(Dataset items)
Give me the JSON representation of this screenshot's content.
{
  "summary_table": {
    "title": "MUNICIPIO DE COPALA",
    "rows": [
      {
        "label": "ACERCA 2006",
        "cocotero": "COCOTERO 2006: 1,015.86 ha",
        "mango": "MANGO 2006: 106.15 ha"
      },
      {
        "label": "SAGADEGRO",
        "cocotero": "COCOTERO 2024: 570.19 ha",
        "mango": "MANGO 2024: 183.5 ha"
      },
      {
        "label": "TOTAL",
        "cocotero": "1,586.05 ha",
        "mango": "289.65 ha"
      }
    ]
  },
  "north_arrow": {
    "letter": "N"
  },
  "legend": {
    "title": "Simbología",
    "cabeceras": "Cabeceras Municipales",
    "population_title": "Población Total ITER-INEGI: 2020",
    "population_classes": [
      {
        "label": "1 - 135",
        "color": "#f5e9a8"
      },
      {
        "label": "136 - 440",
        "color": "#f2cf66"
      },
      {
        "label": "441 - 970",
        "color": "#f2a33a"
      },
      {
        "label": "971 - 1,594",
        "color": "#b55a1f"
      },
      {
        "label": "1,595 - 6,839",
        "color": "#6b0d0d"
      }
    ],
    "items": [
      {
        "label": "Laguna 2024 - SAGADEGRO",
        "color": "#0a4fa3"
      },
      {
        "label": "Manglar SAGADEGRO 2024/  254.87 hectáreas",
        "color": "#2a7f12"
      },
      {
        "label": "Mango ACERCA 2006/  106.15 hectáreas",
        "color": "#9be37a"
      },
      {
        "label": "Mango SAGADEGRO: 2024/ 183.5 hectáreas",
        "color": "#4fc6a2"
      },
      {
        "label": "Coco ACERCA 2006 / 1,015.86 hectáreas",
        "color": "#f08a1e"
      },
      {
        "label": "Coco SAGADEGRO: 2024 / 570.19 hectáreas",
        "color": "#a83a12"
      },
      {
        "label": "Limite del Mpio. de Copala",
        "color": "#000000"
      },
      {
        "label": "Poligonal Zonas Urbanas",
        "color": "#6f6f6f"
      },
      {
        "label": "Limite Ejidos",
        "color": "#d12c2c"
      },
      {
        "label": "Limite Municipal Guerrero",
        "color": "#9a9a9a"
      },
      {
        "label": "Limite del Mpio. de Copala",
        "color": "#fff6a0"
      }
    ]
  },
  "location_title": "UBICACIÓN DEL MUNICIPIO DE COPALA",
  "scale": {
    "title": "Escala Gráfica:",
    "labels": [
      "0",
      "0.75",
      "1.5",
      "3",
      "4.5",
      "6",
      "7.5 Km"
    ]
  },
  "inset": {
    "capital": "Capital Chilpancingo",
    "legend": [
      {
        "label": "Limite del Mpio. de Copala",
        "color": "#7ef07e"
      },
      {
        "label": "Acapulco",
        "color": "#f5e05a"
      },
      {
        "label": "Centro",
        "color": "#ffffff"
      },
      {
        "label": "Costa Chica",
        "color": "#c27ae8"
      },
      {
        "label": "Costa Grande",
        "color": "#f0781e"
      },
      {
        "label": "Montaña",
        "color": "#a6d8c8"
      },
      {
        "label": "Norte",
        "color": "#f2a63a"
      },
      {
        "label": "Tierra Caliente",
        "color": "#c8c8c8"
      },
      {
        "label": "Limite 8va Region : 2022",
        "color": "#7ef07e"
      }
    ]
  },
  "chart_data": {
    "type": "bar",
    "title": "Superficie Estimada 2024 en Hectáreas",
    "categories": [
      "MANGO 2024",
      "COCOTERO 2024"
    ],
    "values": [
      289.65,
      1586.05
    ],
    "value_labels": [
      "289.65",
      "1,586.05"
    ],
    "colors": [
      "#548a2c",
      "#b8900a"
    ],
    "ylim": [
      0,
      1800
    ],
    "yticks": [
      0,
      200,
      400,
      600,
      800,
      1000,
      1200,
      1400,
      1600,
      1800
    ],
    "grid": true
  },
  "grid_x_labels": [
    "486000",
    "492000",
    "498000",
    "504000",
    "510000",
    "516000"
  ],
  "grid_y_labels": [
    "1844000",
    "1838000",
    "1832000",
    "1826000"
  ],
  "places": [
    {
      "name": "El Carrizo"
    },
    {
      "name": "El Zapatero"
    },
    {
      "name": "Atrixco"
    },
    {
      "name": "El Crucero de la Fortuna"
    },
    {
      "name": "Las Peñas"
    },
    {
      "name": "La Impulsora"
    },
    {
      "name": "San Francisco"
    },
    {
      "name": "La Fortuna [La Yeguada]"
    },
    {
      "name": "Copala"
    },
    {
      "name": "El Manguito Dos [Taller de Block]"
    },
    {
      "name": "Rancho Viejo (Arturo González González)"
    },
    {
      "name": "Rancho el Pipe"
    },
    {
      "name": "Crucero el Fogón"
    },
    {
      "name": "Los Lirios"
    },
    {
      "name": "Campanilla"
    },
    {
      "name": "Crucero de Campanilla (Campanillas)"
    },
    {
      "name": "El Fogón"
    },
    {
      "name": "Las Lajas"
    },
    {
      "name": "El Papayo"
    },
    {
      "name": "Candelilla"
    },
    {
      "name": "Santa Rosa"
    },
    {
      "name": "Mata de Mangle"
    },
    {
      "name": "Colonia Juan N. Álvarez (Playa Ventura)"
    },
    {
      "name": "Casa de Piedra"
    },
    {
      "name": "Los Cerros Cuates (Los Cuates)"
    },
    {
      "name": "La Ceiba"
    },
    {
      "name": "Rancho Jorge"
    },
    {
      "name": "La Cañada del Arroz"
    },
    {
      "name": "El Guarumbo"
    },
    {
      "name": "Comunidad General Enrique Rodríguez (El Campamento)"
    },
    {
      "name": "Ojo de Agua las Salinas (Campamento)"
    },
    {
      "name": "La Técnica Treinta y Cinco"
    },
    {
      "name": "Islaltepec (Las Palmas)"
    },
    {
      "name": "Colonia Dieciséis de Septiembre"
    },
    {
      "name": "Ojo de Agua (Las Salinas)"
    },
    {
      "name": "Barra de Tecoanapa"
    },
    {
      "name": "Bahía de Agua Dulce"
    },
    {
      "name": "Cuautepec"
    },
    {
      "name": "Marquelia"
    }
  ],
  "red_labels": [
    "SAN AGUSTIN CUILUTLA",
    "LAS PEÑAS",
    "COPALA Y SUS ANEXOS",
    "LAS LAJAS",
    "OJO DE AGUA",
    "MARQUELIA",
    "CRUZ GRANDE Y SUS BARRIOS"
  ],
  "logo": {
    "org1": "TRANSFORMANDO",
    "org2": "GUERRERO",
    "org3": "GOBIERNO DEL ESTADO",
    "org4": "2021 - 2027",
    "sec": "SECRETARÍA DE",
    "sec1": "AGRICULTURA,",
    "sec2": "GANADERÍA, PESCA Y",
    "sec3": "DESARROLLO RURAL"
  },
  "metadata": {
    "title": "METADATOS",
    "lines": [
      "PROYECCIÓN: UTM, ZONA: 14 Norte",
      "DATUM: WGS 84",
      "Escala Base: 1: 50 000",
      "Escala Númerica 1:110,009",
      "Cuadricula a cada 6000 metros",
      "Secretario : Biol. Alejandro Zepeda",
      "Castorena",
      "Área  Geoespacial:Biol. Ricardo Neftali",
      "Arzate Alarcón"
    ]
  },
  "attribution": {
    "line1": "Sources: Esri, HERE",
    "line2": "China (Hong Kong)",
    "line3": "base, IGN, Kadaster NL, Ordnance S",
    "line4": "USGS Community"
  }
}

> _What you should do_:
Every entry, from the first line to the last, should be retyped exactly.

> _Exercise response_:
Give me the JSON representation of this screenshot's content.
{
  "summary_table": {
    "title": "MUNICIPIO DE COPALA",
    "rows": [
      {
        "label": "ACERCA 2006",
        "cocotero": "COCOTERO 2006: 1,015.86 ha",
        "mango": "MANGO 2006: 106.15 ha"
      },
      {
        "label": "SAGADEGRO",
        "cocotero": "COCOTERO 2024: 570.19 ha",
        "mango": "MANGO 2024: 183.5 ha"
      },
      {
        "label": "TOTAL",
        "cocotero": "1,586.05 ha",
        "mango": "289.65 ha"
      }
    ]
  },
  "north_arrow": {
    "letter": "N"
  },
  "legend": {
    "title": "Simbología",
    "cabeceras": "Cabeceras Municipales",
    "population_title": "Población Total ITER-INEGI: 2020",
    "population_classes": [
      {
        "label": "1 - 135",
        "color": "#f5e9a8"
      },
      {
        "label": "136 - 440",
        "color": "#f2cf66"
      },
      {
        "label": "441 - 970",
        "color": "#f2a33a"
      },
      {
        "label": "971 - 1,594",
        "color": "#b55a1f"
      },
      {
        "label": "1,595 - 6,839",
        "color": "#6b0d0d"
      }
    ],
    "items": [
      {
        "label": "Laguna 2024 - SAGADEGRO",
        "color": "#0a4fa3"
      },
      {
        "label": "Manglar SAGADEGRO 2024/  254.87 hectáreas",
        "color": "#2a7f12"
      },
      {
        "label": "Mango ACERCA 2006/  106.15 hectáreas",
        "color": "#9be37a"
      },
      {
        "label": "Mango SAGADEGRO: 2024/ 183.5 hectáreas",
        "color": "#4fc6a2"
      },
      {
        "label": "Coco ACERCA 2006 / 1,015.86 hectáreas",
        "color": "#f08a1e"
      },
      {
        "label": "Coco SAGADEGRO: 2024 / 570.19 hectáreas",
        "color": "#a83a12"
      },
      {
        "label": "Limite del Mpio. de Copala",
        "color": "#000000"
      },
      {
        "label": "Poligonal Zonas Urbanas",
        "color": "#6f6f6f"
      },
      {
        "label": "Limite Ejidos",
        "color": "#d12c2c"
      },
      {
        "label": "Limite Municipal Guerrero",
        "color": "#9a9a9a"
      },
      {
        "label": "Limite del Mpio. de Copala",
        "color": "#fff6a0"
      }
    ]
  },
  "location_title": "UBICACIÓN DEL MUNICIPIO DE COPALA",
  "scale": {
    "title": "Escala Gráfica:",
    "labels": [
      "0",
      "0.75",
      "1.5",
      "3",
      "4.5",
      "6",
      "7.5 Km"
    ]
  },
  "inset": {
    "capital": "Capital Chilpancingo",
    "legend": [
      {
        "label": "Limite del Mpio. de Copala",
        "color": "#7ef07e"
      },
      {
        "label": "Acapulco",
        "color": "#f5e05a"
      },
      {
        "label": "Centro",
        "color": "#ffffff"
      },
      {
        "label": "Costa Chica",
        "color": "#c27ae8"
      },
      {
        "label": "Costa Grande",
        "color": "#f0781e"
      },
      {
        "label": "Montaña",
        "color": "#a6d8c8"
      },
      {
        "label": "Norte",
        "color": "#f2a63a"
      },
      {
        "label": "Tierra Caliente",
        "color": "#c8c8c8"
      },
      {
        "label": "Limite 8va Region : 2022",
        "color": "#7ef07e"
      }
    ]
  },
  "chart_data": {
    "type": "bar",
    "title": "Superficie Estimada 2024 en Hectáreas",
    "categories": [
      "MANGO 2024",
      "COCOTERO 2024"
    ],
    "values": [
      289.65,
      1586.05
    ],
    "value_labels": [
      "289.65",
      "1,586.05"
    ],
    "colors": [
      "#548a2c",
      "#b8900a"
    ],
    "ylim": [
      0,
      1800
    ],
    "yticks": [
      0,
      200,
      400,
      600,
      800,
      1000,
      1200,
      1400,
      1600,
      1800
    ],
    "grid": true
  },
  "grid_x_labels": [
    "486000",
    "492000",
    "498000",
    "504000",
    "510000",
    "516000"
  ],
  "grid_y_labels": [
    "1844000",
    "1838000",
    "1832000",
    "1826000"
  ],
  "places": [
    {
      "name": "El Carrizo"
    },
    {
      "name": "El Zapatero"
    },
    {
      "name": "Atrixco"
    },
    {
      "name": "El Crucero de la Fortuna"
    },
    {
      "name": "Las Peñas"
    },
    {
      "name": "La Impulsora"
    },
    {
      "name": "San Francisco"
    },
    {
      "name": "La Fortuna [La Yeguada]"
    },
    {
      "name": "Copala"
    },
    {
      "name": "El Manguito Dos [Taller de Block]"
    },
    {
      "name": "Rancho Viejo (Arturo González González)"
    },
    {
      "name": "Rancho el Pipe"
    },
    {
      "name": "Crucero el Fogón"
    },
    {
      "name": "Los Lirios"
    },
    {
      "name": "Campanilla"
    },
    {
      "name": "Crucero de Campanilla (Campanillas)"
    },
    {
      "name": "El Fogón"
    },
    {
      "name": "Las Lajas"
    },
    {
      "name": "El Papayo"
    },
    {
      "name": "Candelilla"
    },
    {
      "name": "Santa Rosa"
    },
    {
      "name": "Mata de Mangle"
    },
    {
      "name": "Colonia Juan N. Álvarez (Playa Ventura)"
    },
    {
      "name": "Casa de Piedra"
    },
    {
      "name": "Los Cerros Cuates (Los Cuates)"
    },
    {
      "name": "La Ceiba"
    },
    {
      "name": "Rancho Jorge"
    },
    {
      "name": "La Cañada del Arroz"
    },
    {
      "name": "El Guarumbo"
    },
    {
      "name": "Comunidad General Enrique Rodríguez (El Campamento)"
    },
    {
      "name": "Ojo de Agua las Salinas (Campamento)"
    },
    {
      "name": "La Técnica Treinta y Cinco"
    },
    {
      "name": "Islaltepec (Las Palmas)"
    },
    {
      "name": "Colonia Dieciséis de Septiembre"
    },
    {
      "name": "Ojo de Agua (Las Salinas)"
    },
    {
      "name": "Barra de Tecoanapa"
    },
    {
      "name": "Bahía de Agua Dulce"
    },
    {
      "name": "Cuautepec"
    },
    {
      "name": "Marquelia"
    }
  ],
  "red_labels": [
    "SAN AGUSTIN CUILUTLA",
    "LAS PEÑAS",
    "COPALA Y SUS ANEXOS",
    "LAS LAJAS",
    "OJO DE AGUA",
    "MARQUELIA",
    "CRUZ GRANDE Y SUS BARRIOS"
  ],
  "logo": {
    "org1": "TRANSFORMANDO",
    "org2": "GUERRERO",
    "org3": "GOBIERNO DEL ESTADO",
    "org4": "2021 - 2027",
    "sec": "SECRETARÍA DE",
    "sec1": "AGRICULTURA,",
    "sec2": "GANADERÍA, PESCA Y",
    "sec3": "DESARROLLO RURAL"
  },
  "metadata": {
    "title": "METADATOS",
    "lines": [
      "PROYECCIÓN: UTM, ZONA: 14 Norte",
      "DATUM: WGS 84",
      "Escala Base: 1: 50 000",
      "Escala Númerica 1:110,009",
      "Cuadricula a cada 6000 metros",
      "Secretario : Biol. Alejandro Zepeda",
      "Castorena",
      "Área  Geoespacial:Biol. Ricardo Neftali",
      "Arzate Alarcón"
    ]
  },
  "attribution": {
    "line1": "Sources: Esri, HERE",
    "line2": "China (Hong Kong)",
    "line3": "base, IGN, Kadaster NL, Ordnance S",
    "line4": "USGS Community"
  }
}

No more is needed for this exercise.